Sunday, December 11, 2005

Kid's Birthday.

Wow. She's an adorable gap-toothed seven-year-old. How cool is that?!

Tuesday, December 06, 2005

Dinner at my house...

One of the few things that bum me out about blogging is that I "know" all these cool people but I lack
companionship in my daily life. I'd like to spend one of these frosty evenings laughing and chatting,
hot bread steaming, hot tea at the table, wine for those of us who partake and so forth. Alas.
Instead, I'm going to invite you all to "dinner" at "my house" by posting a recipe which is easy,
delicious, and infinitely adaptable (if you're vegan, use oil and if you don't drink, don't put in the wine and
the results will still be just fine).

Limburg Potato Soup (courtesy of Peter Rose)

2 lbs potatoes, peeled and washed (or not peeled, for a more rustic flavor and look)
1 med. onion
4 carrots
4 Tbsp butter or oil
1/3 cu plus 1 Tbsp flour
6 cups veggie broth
1 cu dry white wine
1/4 tsp mace
Salt and pepper
4 Tbsp minced parsley (dry works too -- maybe a Tbsp of dry)
2 Tbsp minced celery leaves
Broth or milk to thin the soup

Cut up the potatoes thin, chop the onion, cut carrots into thin coins. Melt butter (or add oil) to soup kettle,
whisk in flour and brown it slightly. Gradually add broth. Whisk vigorously to make a smooth sauce.
Stir in wine (or not -- I'd put in another cu of broth for liquid volume in that case), add potatoes, carrots,
onion and mace. Bring to a boil, then simmer about 20-25 minutes. Puree in a blender (I don't have
an immersion blender, so I dump it in the Kitchenaid). Return to kettle. Season with salt, pepper, herbs
and simmer for about another 10 minutes.

Serves 4. Can be easily doubled or tripled to serve a hungry crowd of teenagers. This a traditional
Dutch dish from the southern provinces, says food author Peter Rose. I just know that the recipe
looked good, I tried it, and found it as good as it looked on the page.

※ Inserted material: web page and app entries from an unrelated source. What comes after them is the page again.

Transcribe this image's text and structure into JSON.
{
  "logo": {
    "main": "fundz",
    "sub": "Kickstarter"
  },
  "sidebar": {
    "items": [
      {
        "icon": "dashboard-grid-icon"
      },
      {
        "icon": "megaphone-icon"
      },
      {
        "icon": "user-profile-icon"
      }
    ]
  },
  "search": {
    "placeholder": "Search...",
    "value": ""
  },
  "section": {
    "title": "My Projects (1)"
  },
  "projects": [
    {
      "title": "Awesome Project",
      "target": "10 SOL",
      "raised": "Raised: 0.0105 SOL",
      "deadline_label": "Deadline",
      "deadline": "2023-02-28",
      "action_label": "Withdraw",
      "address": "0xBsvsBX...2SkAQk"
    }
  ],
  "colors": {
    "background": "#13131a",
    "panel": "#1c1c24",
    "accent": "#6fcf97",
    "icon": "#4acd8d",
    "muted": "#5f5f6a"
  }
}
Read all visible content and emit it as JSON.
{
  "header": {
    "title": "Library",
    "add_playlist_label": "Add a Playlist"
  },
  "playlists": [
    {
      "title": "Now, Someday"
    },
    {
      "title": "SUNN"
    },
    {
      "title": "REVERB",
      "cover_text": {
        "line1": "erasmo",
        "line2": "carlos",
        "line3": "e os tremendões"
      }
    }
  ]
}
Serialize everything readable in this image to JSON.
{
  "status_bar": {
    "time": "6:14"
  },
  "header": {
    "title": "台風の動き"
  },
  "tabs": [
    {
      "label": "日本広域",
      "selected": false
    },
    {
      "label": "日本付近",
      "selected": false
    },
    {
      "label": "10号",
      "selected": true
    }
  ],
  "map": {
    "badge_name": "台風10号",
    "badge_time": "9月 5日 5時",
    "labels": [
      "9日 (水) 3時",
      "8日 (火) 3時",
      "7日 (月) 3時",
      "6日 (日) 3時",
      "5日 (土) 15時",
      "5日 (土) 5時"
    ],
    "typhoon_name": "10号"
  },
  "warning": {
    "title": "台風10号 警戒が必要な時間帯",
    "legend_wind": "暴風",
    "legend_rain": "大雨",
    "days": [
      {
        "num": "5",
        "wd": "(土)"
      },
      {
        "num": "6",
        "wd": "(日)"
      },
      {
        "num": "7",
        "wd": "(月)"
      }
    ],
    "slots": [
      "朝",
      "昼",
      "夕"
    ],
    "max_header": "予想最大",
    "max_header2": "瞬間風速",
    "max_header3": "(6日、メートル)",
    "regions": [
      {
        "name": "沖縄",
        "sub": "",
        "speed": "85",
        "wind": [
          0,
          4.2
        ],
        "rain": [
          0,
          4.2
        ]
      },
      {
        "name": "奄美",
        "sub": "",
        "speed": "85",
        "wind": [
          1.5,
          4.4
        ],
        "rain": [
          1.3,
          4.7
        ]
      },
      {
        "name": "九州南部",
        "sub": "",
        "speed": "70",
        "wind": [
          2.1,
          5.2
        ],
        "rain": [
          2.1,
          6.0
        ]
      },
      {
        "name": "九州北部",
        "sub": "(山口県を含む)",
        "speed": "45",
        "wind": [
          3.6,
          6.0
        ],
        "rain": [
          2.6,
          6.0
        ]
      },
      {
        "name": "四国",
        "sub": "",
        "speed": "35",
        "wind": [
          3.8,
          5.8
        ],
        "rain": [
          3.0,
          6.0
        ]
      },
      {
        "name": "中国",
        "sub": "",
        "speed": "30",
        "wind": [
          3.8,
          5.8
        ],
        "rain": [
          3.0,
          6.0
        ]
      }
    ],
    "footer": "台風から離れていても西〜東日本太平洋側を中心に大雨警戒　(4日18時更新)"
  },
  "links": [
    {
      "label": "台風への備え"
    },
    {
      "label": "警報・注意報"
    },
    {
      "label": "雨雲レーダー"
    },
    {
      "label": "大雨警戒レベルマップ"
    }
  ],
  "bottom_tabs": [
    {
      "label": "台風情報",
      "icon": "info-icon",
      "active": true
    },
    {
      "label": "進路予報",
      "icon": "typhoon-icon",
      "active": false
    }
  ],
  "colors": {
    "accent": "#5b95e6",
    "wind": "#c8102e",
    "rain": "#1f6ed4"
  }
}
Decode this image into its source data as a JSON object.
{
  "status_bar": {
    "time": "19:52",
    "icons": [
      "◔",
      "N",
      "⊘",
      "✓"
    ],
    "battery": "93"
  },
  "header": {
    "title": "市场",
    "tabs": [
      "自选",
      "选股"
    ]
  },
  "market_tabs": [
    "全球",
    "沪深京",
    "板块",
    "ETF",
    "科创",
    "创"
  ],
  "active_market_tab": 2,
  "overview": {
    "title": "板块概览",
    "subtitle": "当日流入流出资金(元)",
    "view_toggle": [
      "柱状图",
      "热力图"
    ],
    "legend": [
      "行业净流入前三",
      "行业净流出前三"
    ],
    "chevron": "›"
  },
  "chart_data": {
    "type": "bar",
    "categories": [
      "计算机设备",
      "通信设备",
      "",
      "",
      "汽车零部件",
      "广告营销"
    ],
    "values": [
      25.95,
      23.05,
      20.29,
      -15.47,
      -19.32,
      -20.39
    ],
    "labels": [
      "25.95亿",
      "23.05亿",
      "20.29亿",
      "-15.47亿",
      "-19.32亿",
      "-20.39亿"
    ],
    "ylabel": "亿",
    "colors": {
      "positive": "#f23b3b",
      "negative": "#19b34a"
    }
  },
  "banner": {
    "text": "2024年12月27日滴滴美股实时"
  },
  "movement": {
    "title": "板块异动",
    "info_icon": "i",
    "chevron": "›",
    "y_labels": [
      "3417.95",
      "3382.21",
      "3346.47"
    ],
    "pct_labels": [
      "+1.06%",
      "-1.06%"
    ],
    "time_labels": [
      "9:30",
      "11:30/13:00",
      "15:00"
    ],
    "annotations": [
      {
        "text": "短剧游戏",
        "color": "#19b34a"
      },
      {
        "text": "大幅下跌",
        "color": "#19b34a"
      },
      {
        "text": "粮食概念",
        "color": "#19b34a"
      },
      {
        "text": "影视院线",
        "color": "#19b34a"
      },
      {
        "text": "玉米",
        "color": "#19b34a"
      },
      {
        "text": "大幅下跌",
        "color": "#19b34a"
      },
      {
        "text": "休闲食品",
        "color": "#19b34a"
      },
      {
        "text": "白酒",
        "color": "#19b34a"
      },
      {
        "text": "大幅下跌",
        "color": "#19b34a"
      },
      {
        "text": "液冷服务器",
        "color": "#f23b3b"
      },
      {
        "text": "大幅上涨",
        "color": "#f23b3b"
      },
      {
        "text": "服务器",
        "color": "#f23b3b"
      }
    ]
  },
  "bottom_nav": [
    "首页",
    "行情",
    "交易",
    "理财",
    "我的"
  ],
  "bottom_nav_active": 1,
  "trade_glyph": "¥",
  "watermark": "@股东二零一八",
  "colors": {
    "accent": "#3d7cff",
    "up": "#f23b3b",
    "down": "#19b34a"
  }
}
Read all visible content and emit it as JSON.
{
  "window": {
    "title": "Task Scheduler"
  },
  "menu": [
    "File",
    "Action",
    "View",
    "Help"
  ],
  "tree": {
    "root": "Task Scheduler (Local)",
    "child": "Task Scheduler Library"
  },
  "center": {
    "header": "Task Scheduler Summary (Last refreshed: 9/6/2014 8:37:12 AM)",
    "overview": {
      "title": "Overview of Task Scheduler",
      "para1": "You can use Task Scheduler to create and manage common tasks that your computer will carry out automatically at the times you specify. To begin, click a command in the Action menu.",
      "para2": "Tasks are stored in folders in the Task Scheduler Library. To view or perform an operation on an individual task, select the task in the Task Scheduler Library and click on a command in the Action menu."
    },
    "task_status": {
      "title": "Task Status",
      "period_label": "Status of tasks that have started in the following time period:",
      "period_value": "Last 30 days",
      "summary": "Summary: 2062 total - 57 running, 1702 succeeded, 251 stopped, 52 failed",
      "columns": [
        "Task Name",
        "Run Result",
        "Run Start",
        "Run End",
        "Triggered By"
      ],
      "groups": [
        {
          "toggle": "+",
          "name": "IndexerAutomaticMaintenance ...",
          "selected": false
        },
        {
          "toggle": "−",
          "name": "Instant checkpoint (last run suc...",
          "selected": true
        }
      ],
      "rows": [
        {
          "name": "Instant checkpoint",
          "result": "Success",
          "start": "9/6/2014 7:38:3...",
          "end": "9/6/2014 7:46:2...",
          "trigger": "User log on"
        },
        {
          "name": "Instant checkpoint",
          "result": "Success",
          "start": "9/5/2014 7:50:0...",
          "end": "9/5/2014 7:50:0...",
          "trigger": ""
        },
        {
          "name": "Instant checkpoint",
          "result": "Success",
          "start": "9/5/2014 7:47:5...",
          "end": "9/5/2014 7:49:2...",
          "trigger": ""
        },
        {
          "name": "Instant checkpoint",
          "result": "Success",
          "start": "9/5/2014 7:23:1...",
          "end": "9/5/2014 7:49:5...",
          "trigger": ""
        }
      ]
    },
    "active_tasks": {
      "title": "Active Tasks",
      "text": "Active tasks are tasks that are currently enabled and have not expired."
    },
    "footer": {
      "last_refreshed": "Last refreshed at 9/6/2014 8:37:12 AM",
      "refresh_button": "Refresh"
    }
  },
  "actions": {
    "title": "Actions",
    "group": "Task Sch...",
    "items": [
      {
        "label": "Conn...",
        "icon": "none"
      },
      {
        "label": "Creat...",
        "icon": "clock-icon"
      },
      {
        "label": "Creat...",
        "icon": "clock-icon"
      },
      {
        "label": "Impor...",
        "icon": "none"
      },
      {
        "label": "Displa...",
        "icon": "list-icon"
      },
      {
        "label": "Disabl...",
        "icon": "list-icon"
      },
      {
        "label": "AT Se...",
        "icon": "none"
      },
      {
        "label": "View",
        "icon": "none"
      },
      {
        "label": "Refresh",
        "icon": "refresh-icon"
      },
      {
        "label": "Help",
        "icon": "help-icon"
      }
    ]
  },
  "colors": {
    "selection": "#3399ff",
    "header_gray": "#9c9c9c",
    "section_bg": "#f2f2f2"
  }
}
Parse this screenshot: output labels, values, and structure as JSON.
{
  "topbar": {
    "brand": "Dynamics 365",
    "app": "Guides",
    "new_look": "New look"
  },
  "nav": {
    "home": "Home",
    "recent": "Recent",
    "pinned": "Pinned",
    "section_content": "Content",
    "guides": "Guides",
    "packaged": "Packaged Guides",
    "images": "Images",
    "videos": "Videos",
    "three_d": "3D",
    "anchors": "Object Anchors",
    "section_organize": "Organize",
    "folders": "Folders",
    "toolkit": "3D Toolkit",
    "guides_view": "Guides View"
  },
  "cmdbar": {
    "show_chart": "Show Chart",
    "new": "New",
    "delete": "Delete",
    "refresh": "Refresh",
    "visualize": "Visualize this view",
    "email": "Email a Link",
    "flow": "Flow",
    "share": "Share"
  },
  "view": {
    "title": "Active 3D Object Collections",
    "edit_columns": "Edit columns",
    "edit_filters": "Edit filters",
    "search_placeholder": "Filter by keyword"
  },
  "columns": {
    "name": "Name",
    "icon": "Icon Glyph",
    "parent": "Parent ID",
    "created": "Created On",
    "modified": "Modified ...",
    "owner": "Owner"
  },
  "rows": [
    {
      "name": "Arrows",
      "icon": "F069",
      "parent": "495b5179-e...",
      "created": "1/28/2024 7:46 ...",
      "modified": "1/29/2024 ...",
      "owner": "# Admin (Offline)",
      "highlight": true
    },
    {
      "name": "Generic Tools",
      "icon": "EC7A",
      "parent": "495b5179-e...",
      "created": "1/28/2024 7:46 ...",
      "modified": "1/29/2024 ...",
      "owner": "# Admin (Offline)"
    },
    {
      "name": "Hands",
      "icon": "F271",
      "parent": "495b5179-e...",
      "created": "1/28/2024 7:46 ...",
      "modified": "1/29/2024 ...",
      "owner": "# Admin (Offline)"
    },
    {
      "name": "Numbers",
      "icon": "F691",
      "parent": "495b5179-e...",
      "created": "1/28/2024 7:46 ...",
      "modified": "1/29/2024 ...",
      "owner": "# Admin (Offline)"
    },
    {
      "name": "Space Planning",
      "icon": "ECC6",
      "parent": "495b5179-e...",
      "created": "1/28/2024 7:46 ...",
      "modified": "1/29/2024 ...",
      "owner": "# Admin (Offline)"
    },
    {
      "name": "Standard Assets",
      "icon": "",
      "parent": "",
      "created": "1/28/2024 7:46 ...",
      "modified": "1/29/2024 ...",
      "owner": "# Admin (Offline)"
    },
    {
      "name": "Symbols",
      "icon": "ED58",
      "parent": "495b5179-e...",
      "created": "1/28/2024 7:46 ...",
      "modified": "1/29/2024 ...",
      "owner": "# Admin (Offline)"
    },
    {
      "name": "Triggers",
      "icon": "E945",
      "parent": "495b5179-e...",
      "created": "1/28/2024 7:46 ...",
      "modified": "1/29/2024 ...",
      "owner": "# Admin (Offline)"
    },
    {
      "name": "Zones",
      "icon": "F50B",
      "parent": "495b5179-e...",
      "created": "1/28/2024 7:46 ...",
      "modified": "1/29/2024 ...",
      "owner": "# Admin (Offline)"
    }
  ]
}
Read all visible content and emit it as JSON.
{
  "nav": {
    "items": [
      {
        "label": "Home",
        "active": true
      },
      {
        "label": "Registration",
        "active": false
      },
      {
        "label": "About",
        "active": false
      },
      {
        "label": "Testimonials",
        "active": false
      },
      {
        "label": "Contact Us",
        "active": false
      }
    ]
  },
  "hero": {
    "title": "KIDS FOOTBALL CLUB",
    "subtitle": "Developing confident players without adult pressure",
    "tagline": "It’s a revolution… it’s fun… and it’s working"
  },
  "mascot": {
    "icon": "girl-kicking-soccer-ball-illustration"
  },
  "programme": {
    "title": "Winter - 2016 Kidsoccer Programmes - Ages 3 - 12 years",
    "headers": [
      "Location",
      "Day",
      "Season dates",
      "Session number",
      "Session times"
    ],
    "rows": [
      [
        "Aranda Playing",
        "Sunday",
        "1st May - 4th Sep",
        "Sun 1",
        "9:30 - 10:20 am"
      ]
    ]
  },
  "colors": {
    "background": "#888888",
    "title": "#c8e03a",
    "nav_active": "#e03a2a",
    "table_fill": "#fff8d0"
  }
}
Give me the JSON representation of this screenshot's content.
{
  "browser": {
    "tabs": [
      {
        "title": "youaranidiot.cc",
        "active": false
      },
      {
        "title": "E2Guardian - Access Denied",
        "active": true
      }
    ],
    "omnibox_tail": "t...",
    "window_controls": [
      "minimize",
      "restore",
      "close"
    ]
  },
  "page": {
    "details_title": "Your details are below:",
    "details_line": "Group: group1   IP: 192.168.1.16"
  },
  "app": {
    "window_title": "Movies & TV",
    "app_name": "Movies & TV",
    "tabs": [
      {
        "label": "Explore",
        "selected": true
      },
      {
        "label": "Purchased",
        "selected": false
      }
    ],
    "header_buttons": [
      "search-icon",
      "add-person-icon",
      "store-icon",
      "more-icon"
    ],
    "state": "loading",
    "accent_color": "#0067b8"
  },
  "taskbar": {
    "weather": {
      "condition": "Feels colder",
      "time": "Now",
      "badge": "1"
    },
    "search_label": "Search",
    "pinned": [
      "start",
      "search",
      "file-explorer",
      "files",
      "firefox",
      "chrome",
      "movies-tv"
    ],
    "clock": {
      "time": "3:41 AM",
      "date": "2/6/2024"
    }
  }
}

I'm also serving a wonderful spinach salad, home-baked break, and pumpkin pie with a radically
revised pie crust recipe. (Those who shared my table at Thanksgiving know that my pie crust
needed work, but thank you for being good-humored about it.)

So. Break bread with me, friends, and share the hush of candlelight on a winter's evening.

Friday, December 02, 2005


No, not really. Although it feels cold enough in my house to sustain a ski slope (no insulation in this barny 1913 gem,
brrrrrr, not enough money to actually heat it this winter), I'm mainly just down under the big pile of papers and other
duties (like planning my daughter's birthday party) that are sucking all available time. I promise. The silence series will
continue with more and better reflections than this little blurt, but I'll share a quote to think about before
I go down waving for the third time:

From Barry Lopez, Arctic Dreams:

"In a world of silence, all becomes sign...images of ducks above whose feathers floated to earth as a kind of hoarfrost that built up like a veining of feathers on a ship's rig."

One of the things that I find myself missing most is the space in which to contemplate the Mystery. I want to
let the signs fill me up, so that I can puzzle on them like so many treasures kept in my heart. Silence is a
pocket in a child's coat, not so much empty as filled with daily curiousities.

I hope you are having better luck than I am in getting yourself some peace.

Thursday, December 01, 2005

Finding Silence

I am a rural person living in the middle of a big rude loud Northeastern city. During the clement months, I rescue myself and Kid regularly, driving out to the hinterlands for busywork trips, hikes, and tours of historical sites. Winters here preclude a lot of rambling around looking for the natural quiet I crave. It's particularly bad in December, when every store is blatting carols (fine when sung by human voices, insane when squawked by Chipmunks) and the bright displays feel like a confusing attack on my inner equilibrium.

I've decided to try to use the means at my disposal (the Internet! My brain!) to get a measure of the silence I find so vital.
It's my gift to myself.

Here's the first installment of high-quality reflections on the importance of silence, written by audio engineer and nature sound artist Gordon Hempton: